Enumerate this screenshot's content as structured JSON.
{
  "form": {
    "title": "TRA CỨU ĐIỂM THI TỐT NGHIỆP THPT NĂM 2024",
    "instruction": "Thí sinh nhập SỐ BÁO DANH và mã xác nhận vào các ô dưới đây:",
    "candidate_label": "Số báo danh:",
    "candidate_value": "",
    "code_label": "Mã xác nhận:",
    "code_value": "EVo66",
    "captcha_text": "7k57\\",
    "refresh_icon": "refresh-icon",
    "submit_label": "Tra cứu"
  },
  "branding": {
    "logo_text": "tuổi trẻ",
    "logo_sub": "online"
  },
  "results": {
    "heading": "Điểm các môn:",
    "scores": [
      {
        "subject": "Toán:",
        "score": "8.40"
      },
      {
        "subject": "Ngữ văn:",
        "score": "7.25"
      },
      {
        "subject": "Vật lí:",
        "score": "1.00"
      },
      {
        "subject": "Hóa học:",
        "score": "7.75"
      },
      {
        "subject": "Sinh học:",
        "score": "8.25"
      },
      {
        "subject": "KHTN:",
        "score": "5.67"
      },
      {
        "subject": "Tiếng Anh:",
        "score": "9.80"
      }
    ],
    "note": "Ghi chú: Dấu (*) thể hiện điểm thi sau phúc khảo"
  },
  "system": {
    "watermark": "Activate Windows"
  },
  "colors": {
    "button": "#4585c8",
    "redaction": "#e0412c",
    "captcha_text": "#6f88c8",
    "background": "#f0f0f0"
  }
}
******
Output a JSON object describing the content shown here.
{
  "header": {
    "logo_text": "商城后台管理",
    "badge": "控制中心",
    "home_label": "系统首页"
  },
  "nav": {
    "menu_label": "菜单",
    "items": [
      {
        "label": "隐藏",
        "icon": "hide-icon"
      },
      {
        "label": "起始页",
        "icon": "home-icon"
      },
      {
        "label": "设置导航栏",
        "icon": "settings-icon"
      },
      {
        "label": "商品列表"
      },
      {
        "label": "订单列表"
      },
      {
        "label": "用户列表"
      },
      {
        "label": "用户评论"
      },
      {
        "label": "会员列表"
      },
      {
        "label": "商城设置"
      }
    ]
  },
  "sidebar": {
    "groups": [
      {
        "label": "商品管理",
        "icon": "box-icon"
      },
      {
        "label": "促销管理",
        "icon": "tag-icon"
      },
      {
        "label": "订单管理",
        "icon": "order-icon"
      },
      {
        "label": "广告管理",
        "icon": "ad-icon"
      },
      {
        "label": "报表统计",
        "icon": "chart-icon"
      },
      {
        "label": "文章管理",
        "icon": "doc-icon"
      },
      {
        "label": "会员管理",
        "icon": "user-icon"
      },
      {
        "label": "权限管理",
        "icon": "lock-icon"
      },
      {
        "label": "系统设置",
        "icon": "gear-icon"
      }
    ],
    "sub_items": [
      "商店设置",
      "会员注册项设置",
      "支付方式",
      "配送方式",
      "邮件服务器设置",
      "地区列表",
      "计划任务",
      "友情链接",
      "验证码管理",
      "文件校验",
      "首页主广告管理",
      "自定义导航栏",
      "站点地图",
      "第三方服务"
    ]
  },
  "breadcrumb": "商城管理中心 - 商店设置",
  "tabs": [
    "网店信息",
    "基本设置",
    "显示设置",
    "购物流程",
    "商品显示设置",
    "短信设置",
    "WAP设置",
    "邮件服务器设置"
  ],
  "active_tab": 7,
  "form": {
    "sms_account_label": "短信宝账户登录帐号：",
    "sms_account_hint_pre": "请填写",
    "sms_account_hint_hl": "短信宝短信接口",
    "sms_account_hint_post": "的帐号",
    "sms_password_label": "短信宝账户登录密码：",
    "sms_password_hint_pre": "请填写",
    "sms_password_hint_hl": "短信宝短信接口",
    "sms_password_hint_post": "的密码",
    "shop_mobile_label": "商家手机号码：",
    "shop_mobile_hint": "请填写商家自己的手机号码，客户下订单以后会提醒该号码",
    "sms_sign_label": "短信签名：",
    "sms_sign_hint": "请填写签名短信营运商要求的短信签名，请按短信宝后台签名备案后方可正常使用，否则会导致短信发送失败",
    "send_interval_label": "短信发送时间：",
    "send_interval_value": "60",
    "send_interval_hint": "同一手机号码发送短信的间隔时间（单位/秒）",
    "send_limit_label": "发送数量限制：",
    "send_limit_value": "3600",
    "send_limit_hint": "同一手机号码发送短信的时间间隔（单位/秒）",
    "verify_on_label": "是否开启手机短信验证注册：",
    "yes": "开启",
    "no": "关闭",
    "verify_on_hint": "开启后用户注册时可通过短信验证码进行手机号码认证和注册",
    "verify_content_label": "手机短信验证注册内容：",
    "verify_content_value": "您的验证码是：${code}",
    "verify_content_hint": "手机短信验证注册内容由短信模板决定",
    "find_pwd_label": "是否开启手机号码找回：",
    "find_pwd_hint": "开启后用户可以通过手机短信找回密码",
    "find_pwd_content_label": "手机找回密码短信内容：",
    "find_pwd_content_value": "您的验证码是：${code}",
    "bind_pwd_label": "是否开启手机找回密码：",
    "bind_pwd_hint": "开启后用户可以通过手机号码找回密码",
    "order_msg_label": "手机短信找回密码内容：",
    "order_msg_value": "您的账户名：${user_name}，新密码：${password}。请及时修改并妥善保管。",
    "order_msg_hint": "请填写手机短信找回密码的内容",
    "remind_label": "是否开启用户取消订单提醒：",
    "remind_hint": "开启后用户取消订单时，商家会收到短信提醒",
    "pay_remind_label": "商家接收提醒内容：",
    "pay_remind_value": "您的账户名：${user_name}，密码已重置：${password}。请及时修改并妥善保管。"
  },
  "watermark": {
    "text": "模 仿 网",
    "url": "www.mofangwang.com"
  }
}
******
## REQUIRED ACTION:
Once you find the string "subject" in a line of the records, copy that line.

## SOLUTION FOR THIS TASK:
        "subject": "Toán:",
        "subject": "Ngữ văn:",
        "subject": "Vật lí:",
        "subject": "Hóa học:",
        "subject": "Sinh học:",
        "subject": "KHTN:",
        "subject": "Tiếng Anh:",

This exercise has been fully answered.